EFS files are inaccessible from outside the file system. So mounting the stolen drive as a secondary volume or attempting to view it from a Linux Live CD is futile.
On the flip side, the encryption strength is only as strong as your login password so if your computer account password is something silly such as password123 or love123 then when someone cracks it (in zero-seconds) they’ll obviously gain access to all your files.
The other thing to note is that with EFS inaccessibility isn’t the same thing as invisibility.
In other words, just because no one can read or write to your files doesn’t mean they can’t see that the file is there. EFS doesn’t make stuff invisible to other users logged in the computer but it does prevent people from opening them. Not even other Administrator accounts can access EFS files.
Here’s how to get started:
Encrypting with EFS
Press the Windows Logo key + e to right click a folder in Explorer containing the stuff you want to encrypt.
Choose Properties from the context menu.
Hit the Advanced… button in the lower right corner of the General tab
In the bottom section of the Advanced Attributes box there’s a section called Compress or Encrypt attributes. Put a check to the left of Encrypt contents to secure data.
Click OK to close the Advanced Attributes box then click OK on the folder properties box.
A warning box will sprout asking you to confirm that you want to encrypt the folder and everything inside it. Click OK to confirm.
Notice the folder named personal is now green indicating that its encrypted.
You should see a little notification peek onto the screen near the system time. We need to click this little icon when it appears so we can backup your encryption key.
If it vanishes before you had a chance to grab it, you can click the tiny up arrow in the bottom right corner of the screen to view all notifications. In the graphic below, the up arrow is immediately to the left of my battery icon.
Fortunately the key backup process is pretty straightforward.
We don’t want to procrastinate this step so let’s backup your new key now. After clicking the notification balloon you’ll see backup up encryption key screen.
Click Back up now to launch the Certificate Export Wizard.
This little tool will export the key and protect it using a password you define. Once exported, we can stash the key to a USB stick or cloud drive. Hopefully you’ll never need to use it but it’ll be there for you just-in-case.
On the next screen you’ll see a list of key file formats. Just keep the defaults and keep going.
Next we’ll create a password to protect the key.

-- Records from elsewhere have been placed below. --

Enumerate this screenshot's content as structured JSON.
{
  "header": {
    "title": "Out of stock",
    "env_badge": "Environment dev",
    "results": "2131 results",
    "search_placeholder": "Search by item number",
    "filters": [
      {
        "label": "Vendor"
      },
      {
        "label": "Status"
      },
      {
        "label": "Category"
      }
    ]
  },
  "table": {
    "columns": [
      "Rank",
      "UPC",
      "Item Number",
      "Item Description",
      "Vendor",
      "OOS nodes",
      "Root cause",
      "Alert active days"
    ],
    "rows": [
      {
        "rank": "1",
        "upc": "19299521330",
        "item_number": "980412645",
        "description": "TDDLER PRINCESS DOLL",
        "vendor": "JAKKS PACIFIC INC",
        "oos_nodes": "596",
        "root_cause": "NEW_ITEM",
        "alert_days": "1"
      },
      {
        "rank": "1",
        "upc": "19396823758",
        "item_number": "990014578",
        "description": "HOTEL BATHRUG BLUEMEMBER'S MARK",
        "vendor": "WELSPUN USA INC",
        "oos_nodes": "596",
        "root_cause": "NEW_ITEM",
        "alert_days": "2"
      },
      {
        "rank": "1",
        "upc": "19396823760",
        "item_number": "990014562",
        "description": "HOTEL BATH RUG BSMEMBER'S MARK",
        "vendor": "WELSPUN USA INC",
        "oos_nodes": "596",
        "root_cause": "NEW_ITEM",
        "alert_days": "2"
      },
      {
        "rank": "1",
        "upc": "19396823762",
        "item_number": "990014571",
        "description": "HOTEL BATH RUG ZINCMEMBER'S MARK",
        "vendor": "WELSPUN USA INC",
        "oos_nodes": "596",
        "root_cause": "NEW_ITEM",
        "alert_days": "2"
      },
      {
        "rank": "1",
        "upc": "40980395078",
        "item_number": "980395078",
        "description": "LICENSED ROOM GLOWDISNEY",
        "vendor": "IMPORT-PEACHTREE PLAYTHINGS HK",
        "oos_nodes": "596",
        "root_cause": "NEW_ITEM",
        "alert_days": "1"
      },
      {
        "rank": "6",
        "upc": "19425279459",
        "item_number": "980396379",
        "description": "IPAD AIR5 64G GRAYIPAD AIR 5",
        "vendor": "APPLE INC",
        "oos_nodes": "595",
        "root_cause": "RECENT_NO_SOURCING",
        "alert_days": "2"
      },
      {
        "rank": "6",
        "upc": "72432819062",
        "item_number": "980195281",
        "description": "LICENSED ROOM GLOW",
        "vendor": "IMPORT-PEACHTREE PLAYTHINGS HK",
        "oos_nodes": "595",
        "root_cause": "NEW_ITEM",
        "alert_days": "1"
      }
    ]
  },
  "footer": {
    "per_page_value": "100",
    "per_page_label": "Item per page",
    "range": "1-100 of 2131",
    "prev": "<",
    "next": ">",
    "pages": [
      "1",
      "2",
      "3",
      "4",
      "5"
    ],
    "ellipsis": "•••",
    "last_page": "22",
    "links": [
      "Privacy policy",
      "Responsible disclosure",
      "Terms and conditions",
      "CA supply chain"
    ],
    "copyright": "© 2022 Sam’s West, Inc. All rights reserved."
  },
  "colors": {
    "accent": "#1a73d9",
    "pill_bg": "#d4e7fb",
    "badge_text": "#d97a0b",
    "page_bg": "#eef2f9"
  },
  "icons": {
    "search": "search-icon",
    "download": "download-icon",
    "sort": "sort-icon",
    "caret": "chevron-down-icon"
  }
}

Password protecting the key is critical because even if someone somehow appropriated your key they couldn’t use it to decrypt your files without the password you enter here.
I suggest entering a strong password: meaning it’s at least 10 characters long and contains at least one number, symbol and capital letter.
Now we’re going to pick a place to save the key. Click the Browse button.
You can save the key anywhere you want but I recommend saving it to a dedicated USB drive that you can store away from your computer. You can buy a cheapola 4GB USB drive on Amazon for less than $10 bucks.
Since my protected folder is named “personal”, I saved my key as personalEFSkey
Click Next to confirm the path
Verify the summary on the final screen and head to the finish line.
A popup shoots on the screen telling you everything went well.
Click OK to close and you’re done.
Incidentally, if you ever want to remove folder and file encryption you can do that by right clicking the folder or file, going to Properties and unchecking Encrypt contents to secure data.
A confirmation box will ask to you confirm the decrypt attribute and then everything will be like it was before.
No green folders but also no protection so use with caution!
By the way, you can read more about EFS in Microsoft KB 223316. Microsoft has a pretty good guide on best practices so it could be worth your time.